Aim of the exercise:
Select, from the data, each line where "subtitle" occurs.

Records:

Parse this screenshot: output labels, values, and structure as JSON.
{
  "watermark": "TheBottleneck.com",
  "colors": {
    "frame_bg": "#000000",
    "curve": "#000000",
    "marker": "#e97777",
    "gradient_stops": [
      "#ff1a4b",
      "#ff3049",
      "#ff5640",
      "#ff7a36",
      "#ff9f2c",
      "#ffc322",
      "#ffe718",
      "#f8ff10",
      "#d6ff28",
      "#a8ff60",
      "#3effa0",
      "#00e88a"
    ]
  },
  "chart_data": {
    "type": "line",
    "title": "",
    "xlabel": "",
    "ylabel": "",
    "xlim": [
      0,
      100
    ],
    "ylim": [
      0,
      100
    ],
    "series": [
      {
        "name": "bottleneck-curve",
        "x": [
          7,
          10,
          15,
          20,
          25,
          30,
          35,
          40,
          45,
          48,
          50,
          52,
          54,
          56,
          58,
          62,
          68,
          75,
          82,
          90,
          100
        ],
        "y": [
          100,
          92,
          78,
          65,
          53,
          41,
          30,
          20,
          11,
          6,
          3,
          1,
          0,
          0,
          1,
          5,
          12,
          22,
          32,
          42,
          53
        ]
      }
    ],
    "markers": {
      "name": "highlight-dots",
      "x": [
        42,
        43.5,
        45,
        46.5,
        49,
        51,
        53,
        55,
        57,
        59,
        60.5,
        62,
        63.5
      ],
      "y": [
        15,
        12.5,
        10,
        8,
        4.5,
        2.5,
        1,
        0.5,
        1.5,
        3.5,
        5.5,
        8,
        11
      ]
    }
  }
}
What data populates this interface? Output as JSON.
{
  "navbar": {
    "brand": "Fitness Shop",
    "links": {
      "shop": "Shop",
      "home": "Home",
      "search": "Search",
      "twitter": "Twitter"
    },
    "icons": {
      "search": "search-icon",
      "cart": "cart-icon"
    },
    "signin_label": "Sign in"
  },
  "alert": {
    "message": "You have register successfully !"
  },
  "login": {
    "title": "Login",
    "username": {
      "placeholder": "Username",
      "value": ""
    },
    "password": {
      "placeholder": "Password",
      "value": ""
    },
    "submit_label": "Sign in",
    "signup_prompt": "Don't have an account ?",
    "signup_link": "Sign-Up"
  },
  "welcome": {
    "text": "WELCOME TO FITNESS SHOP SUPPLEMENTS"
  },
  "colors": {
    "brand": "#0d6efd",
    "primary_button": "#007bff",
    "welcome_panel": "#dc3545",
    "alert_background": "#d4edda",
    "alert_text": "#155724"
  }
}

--

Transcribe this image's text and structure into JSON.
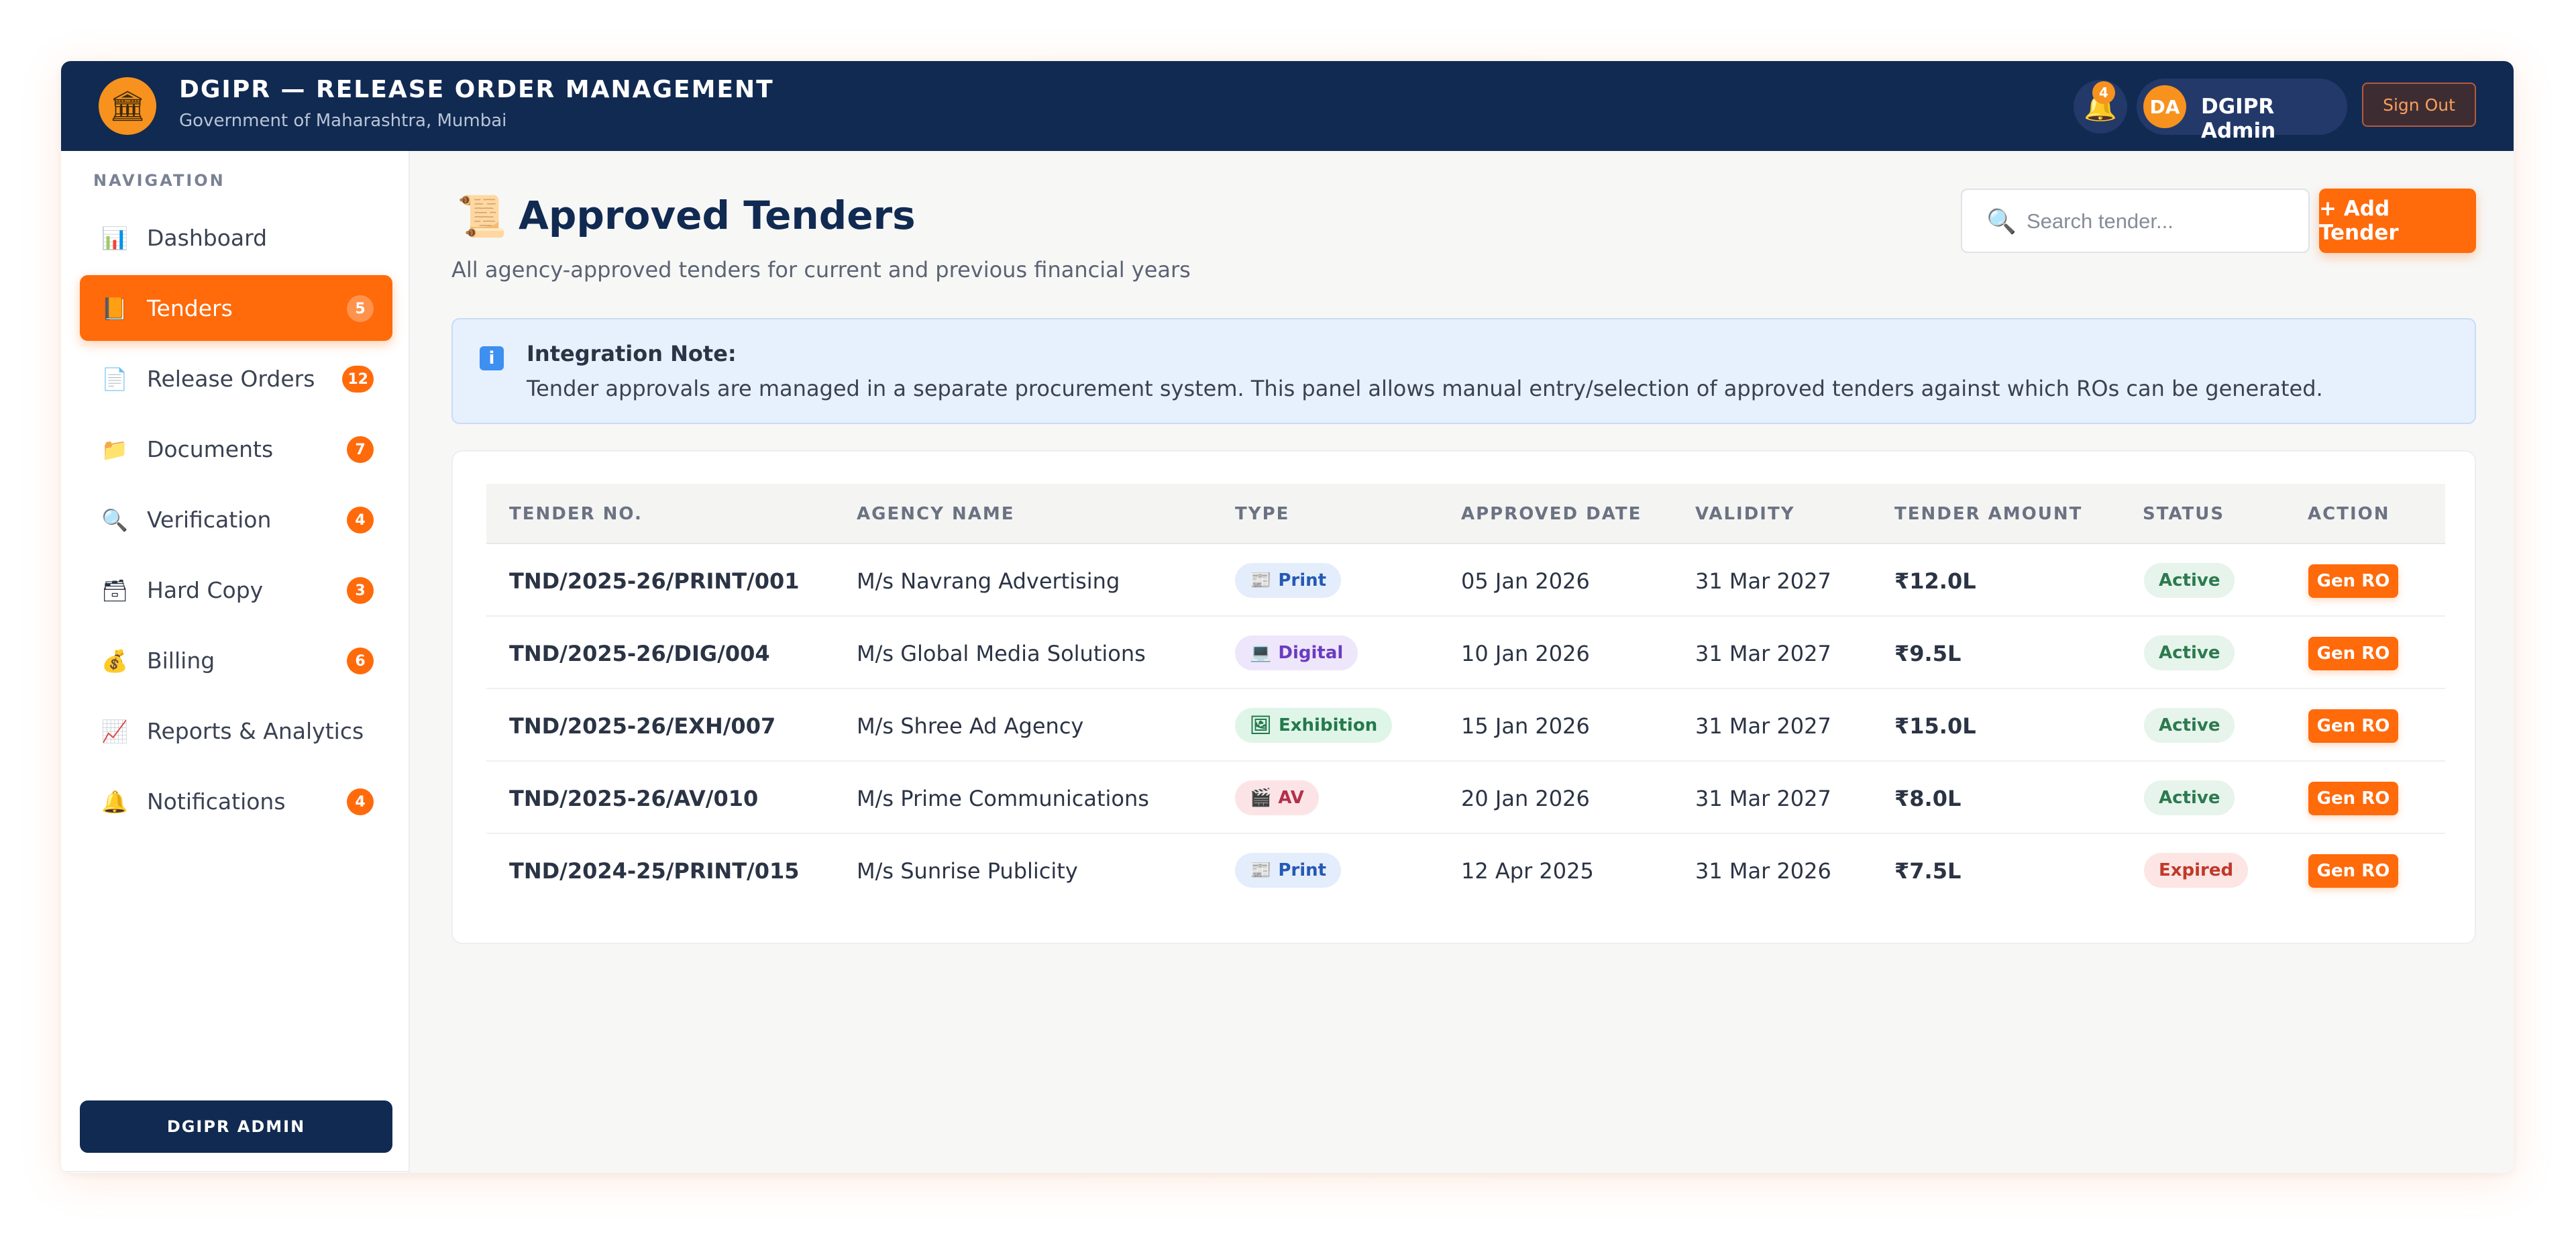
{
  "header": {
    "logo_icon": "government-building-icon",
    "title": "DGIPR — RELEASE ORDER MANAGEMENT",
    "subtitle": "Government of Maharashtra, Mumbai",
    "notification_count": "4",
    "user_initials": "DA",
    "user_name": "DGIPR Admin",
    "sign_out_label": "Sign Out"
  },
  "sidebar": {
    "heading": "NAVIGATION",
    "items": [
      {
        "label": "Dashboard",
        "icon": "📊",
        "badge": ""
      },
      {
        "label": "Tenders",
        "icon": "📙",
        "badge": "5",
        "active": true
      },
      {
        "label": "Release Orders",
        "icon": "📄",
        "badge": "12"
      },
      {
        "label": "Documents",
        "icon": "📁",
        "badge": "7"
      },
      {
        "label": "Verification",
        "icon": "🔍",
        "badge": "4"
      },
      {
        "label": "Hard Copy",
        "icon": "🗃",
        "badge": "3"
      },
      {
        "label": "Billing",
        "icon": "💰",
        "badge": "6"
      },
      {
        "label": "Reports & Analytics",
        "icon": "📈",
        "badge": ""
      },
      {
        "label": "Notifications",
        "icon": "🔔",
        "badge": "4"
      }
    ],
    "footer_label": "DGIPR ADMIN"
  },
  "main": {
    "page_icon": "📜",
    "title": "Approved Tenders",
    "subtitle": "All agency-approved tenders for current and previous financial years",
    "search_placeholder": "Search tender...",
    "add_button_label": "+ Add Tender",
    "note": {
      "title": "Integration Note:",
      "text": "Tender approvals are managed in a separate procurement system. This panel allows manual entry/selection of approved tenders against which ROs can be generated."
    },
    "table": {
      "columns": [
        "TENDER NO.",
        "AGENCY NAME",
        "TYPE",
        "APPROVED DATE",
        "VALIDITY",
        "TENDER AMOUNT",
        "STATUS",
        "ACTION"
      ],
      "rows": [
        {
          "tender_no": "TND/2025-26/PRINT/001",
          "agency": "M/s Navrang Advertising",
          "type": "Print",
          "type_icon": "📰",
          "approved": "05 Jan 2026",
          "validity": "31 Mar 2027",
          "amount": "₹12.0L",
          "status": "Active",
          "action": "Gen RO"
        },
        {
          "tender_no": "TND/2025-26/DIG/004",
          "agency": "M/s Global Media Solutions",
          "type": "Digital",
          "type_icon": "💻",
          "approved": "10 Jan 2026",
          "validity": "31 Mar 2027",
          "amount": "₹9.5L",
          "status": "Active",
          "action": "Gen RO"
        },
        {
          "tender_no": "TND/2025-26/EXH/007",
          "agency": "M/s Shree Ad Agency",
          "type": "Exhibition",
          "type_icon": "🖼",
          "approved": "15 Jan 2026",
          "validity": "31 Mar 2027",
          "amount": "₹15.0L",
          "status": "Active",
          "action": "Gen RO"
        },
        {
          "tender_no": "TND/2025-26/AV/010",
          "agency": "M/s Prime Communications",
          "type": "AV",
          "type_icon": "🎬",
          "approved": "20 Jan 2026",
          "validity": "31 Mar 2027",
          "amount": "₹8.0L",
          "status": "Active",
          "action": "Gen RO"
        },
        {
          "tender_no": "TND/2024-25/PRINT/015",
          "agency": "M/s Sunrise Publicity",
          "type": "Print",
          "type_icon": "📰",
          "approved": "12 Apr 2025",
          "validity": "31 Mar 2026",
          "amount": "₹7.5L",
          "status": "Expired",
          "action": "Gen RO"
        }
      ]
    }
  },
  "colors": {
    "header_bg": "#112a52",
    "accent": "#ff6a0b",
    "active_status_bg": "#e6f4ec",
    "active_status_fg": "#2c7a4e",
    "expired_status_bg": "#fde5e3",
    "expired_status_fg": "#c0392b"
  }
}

Worked solution:
    "subtitle": "Government of Maharashtra, Mumbai",
    "subtitle": "All agency-approved tenders for current and previous financial years",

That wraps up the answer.